Given the recent boom in the cryptocurrency market and the cultural development of digital identities, many people are looking to invest in digital assets. However, they are hesitant due to volatility and other issues. Many people fear that the market will crash after crypto becomes regulated.
U.S. Treasury Secretary Janet Yellen and other officials have warned against the use of digital assets because of illegal activities. Many people wonder if the government could take the market down. While we have seen countries like China and India ban the use of certain cryptos like Bitcoin, experts don’t think that the same can be said for the U.S.
Crypto sphere needs more regulation to protect investors
SEC chair Gary Gensler has repeatedly expressed the need for more regulation. Most cryptocurrencies are trading in exchanges as unregistered securities and are apparently subject to SEC enforcement actions. While some SEC officials have been advising against cryptocurrency, others have criticized that the regulator hasn't been stronger in enforcing regulations.
In fact, some people in the industry are frustrated by the lack of clarity surrounding certain federal policies in the crypto space. Some cryptocurrency companies are violating federal rules by raising money through auctioning their tokens. People are surprised that the SEC has taken a backseat on regulation and hasn't made it a priority. Unsure of where the actions towards regulation are going, other people aren't as concerned about cryptos.
U.S. regulation seems like the biggest risk, but experts say it’s more of a risk to the U.S. and not to crypto.

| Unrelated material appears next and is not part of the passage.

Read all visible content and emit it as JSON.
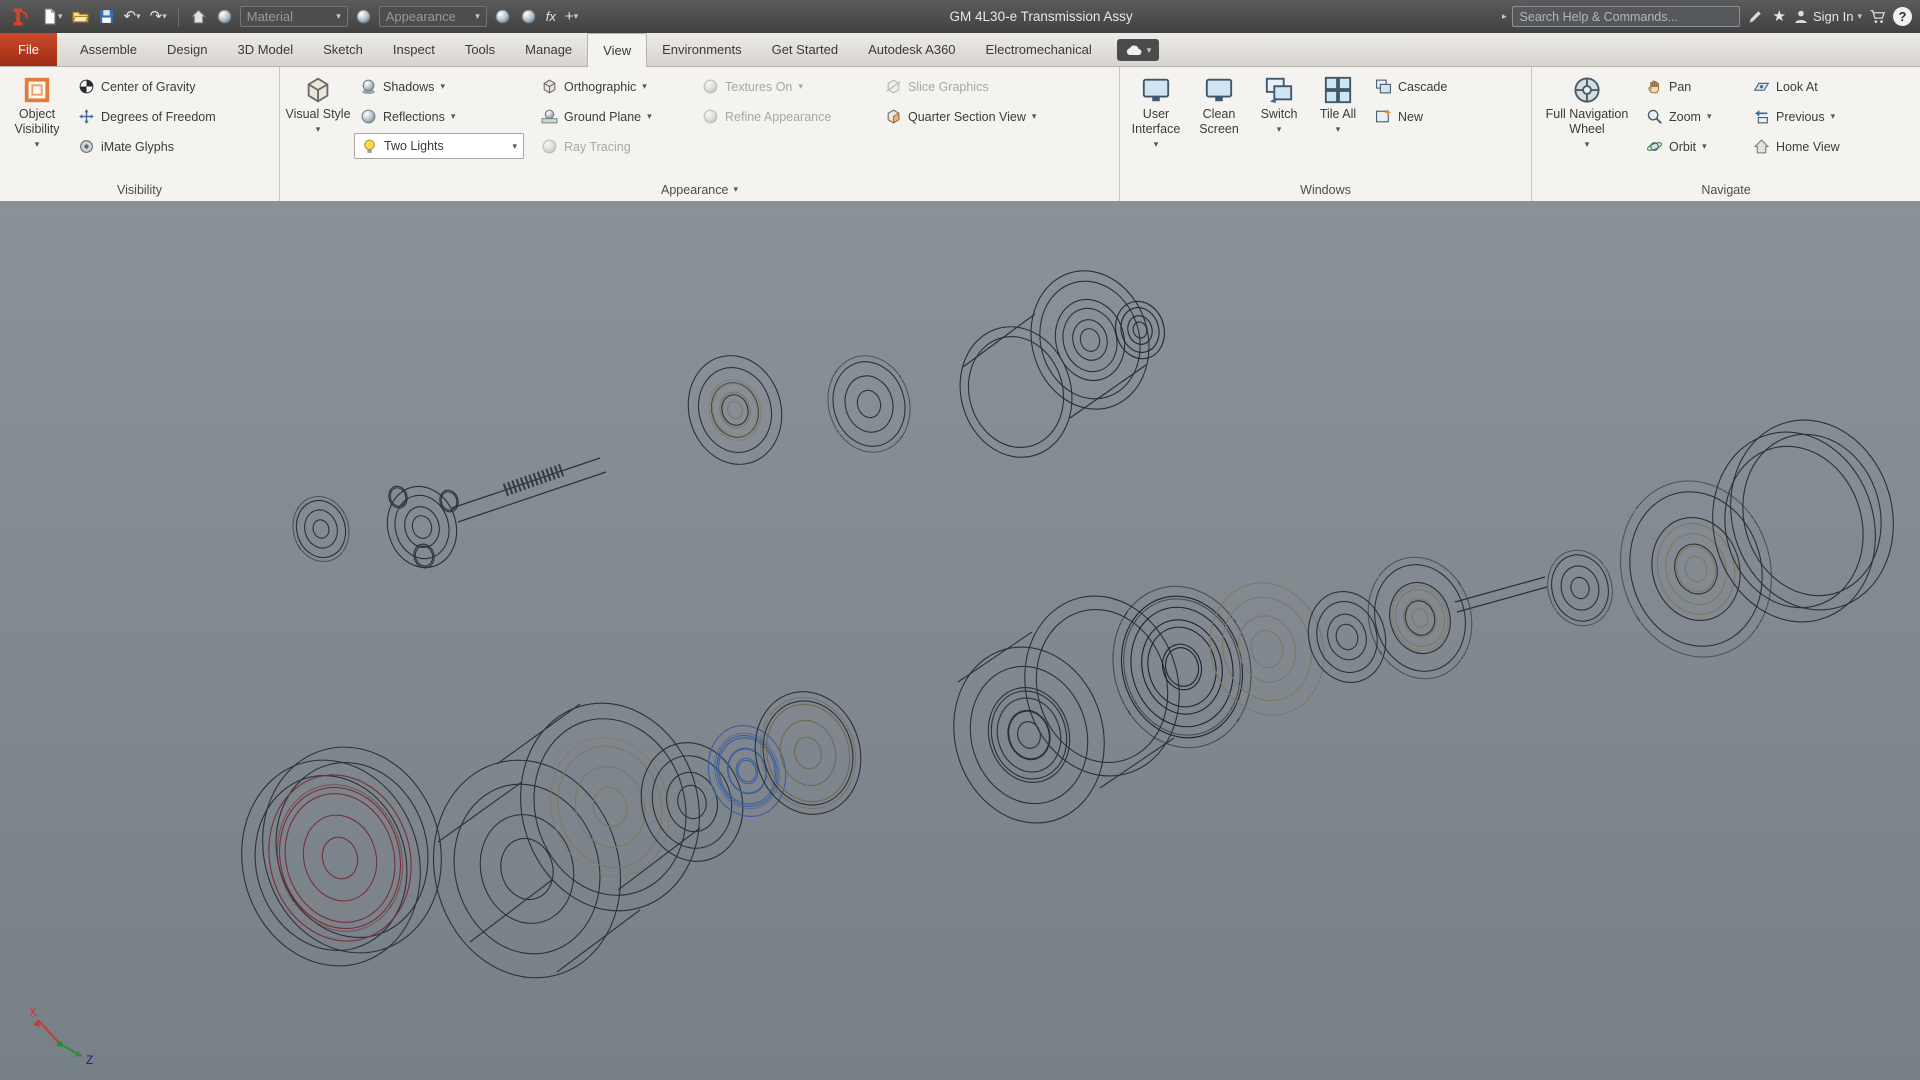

While Senator Elizabeth Warren has vocalized her concerns, specifically to Yellen, traditional financial researcher Jim Bianco thinks that DeFi will eventually replace more centralized finance. Bold in his claim, after engaging in DeFi protocols, Bianco thinks that “it is just better.” More than that, he speculates that if the U.S. continues to stifle regulation, innovation will be sought elsewhere.
Cryptocurrency is often associated with illegal activities like money laundering and fraud. With many people transacting in the cryptosphere as pseudonymous, it's often associated with illicit activities. However, there are signs that these acts might be falling, according to a blockchain analysis from Chainalysis. Despite this, many officials who are crypto skeptics aren't buying it. Chairing the Senate Banking Committee's subcommittee on economic policy, Warren wrote to Gensler that she needs answers by July 28.
Why it would be nearly impossible to ban crypto
While there's talk that the U.S. government would like to make the point of entry more difficult for mainstream adoption or even a strict ban altogether, many crypto natives think that the train has left the station. Dubbed as "crypto mom" for her strong support of digital currencies and assets, SEC Commissioner Hester Pierce says it would be extremely difficult to ban something that's peer-to-peer technology. Although many institutions are adopting or engaging in digital asset features, restrictions and regulations might persist, but so does the distrust in banks and government that catalyzed the creation of crypto.